North Carolina allowed to implement photo ID mandate for 2020
North Carolina's new voter ID requirements will be implemented during the 2020 presidential election.
A panel of three state judges dismissed much of a lawsuit alleging that black voters would face unconstitutional discrimination under the new rule, which requires voters to show photographic identification before entering the polls. A sliver of the lawsuit survives but the judges said the new requirement could be put into effect while the case proceeds.
The ruling is especially significant because winning North Carolina's 15 electoral votes will be critical to the electoral strategies of both President Trump and his Democratic challenger.
The requirement was approved by voters last fall. It was put on the ballot by the Republican legislature over Democratic Gov. Roy Cooper's veto.
"This is a huge win for the people of North Carolina who delivered a clear mandate last fall that they want common-sense protections against voter fraud," Senate GOP leader Phil Berger said after the judges' decision was announced Friday.
Voter ID laws have historically been used to disenfranchise black voters disproportionately, in part because many elderly African Americans in the South were not issued birth certificates. Three years ago a federal appeals court struck down an earlier photo ID law passed by the North Carolina Legislature as an unconstitutional targeting of "African-Americans with almost surgical precision."
The Republican authors of the new law say it is sufficiently different to survive such a voting rights challenge, in part because it allows for a wider array of IDs to be used at polling sites than before — including government worker identification cards — and provides a system for voters without a photo ID to explain why in writing and then cast a provisional ballot.
California Gov. Gavin Newsom signed into law on Tuesday three democracy reform bills focused on local redistricting, voting access and campaign contributions.
The first piece of legislation prohibits partisan gerrymandering at the local level by establishing criteria for cities and counties to use when adjusting district boundaries. While California is the largest state to use an independent redistricting commission to draw its congressional and state district maps, local districts did not have the same regulations.
More than 22,000 Virginians with felony convictions have regained the right to vote thanks to executive actions taken by Democratic Gov. Ralph Northam since he took office in January 2018, his office announced this week.

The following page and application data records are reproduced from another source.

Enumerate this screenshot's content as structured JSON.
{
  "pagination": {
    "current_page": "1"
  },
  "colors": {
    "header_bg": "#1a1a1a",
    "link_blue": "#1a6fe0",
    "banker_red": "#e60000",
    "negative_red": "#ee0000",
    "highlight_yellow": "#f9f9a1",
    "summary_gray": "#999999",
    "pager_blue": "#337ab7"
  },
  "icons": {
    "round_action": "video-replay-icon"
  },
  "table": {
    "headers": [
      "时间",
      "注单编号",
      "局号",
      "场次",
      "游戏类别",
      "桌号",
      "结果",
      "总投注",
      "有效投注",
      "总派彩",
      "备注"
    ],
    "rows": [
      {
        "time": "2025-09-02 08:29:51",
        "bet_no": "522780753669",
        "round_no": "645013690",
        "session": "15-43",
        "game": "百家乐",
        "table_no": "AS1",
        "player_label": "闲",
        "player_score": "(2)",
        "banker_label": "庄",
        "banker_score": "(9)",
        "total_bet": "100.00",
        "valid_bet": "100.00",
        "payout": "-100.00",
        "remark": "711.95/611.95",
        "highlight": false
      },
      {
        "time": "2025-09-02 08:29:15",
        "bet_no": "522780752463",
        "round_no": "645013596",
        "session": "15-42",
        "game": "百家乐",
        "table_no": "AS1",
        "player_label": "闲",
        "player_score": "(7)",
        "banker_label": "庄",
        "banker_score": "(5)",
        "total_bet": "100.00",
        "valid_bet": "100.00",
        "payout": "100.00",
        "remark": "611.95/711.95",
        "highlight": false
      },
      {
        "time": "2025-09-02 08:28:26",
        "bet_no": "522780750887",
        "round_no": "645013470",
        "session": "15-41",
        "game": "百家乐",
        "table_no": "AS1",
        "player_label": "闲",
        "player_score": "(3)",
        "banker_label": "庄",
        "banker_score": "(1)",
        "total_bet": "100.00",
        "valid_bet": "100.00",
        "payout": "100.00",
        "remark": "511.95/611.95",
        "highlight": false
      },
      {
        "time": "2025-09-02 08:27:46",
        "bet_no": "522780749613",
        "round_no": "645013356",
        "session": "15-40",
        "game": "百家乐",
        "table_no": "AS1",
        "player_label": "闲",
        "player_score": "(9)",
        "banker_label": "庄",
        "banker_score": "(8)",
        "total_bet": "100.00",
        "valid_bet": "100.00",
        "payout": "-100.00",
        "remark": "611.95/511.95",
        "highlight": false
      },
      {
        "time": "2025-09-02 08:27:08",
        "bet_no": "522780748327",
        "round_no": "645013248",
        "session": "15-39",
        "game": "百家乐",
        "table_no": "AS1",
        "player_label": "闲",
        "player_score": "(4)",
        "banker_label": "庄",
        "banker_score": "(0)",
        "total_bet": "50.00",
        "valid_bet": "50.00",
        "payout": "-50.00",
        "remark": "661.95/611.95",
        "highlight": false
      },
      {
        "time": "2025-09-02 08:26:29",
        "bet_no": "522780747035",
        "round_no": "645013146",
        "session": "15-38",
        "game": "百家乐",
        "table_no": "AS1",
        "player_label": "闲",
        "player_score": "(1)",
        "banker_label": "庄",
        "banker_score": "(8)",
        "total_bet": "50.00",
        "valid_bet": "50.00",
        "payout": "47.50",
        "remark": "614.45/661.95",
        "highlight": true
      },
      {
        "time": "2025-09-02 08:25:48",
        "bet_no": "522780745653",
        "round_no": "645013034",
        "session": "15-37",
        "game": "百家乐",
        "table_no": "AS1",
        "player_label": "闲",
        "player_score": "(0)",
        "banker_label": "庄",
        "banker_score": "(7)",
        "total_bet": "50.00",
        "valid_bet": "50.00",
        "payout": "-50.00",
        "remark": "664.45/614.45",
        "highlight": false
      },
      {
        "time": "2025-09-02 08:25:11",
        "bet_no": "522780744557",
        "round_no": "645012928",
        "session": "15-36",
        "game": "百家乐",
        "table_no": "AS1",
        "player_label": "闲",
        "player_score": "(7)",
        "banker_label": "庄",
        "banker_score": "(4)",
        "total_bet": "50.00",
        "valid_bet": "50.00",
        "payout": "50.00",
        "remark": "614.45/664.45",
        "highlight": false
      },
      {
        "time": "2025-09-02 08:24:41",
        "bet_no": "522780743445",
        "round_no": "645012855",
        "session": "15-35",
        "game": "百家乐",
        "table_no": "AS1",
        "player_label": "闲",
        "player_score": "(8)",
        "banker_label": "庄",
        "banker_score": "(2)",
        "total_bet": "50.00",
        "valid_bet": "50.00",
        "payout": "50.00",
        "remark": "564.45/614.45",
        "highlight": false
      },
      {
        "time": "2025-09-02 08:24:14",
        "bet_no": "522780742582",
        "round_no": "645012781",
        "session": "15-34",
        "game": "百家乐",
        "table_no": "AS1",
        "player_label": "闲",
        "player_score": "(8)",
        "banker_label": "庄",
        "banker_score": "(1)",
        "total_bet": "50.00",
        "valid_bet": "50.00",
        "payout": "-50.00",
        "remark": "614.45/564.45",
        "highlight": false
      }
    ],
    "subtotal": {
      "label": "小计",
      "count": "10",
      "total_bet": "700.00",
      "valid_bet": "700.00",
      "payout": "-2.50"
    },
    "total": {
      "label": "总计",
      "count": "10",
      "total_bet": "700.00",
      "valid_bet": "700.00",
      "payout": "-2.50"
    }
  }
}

In a statement, Northam's office said he has so far restored the civil rights of 22,205 people who had been convicted of felonies and have since completed their sentences. Those civil rights include the right to vote as well as the right to serve on juries, run for public office and become a notary public.
Northam previously announced in February that nearly 11,000 convicted felons had their voting rights restored under his watch.